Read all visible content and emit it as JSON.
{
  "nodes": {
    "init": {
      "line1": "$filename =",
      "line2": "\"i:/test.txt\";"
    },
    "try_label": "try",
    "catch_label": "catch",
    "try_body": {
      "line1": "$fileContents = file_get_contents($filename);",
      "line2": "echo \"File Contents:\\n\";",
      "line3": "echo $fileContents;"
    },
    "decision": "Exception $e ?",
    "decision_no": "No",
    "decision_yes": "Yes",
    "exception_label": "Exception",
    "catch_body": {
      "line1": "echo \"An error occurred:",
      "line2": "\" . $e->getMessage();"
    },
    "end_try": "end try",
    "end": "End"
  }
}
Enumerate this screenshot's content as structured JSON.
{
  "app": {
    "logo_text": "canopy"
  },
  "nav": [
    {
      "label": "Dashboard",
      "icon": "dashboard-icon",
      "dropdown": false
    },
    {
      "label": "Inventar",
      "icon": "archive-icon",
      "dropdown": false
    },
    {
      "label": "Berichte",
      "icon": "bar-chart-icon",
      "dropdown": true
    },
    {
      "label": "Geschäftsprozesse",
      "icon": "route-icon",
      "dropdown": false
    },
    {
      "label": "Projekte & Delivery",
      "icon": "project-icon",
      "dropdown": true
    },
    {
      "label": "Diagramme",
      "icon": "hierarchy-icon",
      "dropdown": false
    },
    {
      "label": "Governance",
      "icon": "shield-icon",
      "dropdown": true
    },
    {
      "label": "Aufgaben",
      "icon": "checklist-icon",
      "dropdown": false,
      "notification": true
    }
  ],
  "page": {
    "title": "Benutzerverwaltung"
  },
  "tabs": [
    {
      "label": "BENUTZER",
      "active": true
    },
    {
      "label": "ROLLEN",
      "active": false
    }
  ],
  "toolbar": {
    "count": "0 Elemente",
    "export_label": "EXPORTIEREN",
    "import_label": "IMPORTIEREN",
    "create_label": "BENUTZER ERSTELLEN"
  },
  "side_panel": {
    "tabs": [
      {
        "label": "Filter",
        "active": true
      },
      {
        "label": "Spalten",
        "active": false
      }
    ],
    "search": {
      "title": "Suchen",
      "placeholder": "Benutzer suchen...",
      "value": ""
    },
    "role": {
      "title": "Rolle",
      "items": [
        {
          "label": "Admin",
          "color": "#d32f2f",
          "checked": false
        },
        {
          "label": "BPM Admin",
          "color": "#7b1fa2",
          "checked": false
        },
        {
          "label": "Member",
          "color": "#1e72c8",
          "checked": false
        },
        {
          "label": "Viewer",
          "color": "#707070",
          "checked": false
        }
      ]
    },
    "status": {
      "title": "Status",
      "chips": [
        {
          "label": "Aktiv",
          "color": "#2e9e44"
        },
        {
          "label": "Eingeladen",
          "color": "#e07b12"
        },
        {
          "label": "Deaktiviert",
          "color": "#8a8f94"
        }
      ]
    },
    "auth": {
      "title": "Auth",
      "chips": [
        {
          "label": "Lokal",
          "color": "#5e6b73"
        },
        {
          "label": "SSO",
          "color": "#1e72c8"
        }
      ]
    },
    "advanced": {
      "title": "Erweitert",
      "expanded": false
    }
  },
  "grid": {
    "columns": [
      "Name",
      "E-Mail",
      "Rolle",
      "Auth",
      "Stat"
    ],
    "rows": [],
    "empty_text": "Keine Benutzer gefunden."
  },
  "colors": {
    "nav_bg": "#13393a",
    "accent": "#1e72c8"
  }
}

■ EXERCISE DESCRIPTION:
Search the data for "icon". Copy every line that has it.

■ YOUR SOLUTION:
      "icon": "dashboard-icon",
      "icon": "archive-icon",
      "icon": "bar-chart-icon",
      "icon": "route-icon",
      "icon": "project-icon",
      "icon": "hierarchy-icon",
      "icon": "shield-icon",
      "icon": "checklist-icon",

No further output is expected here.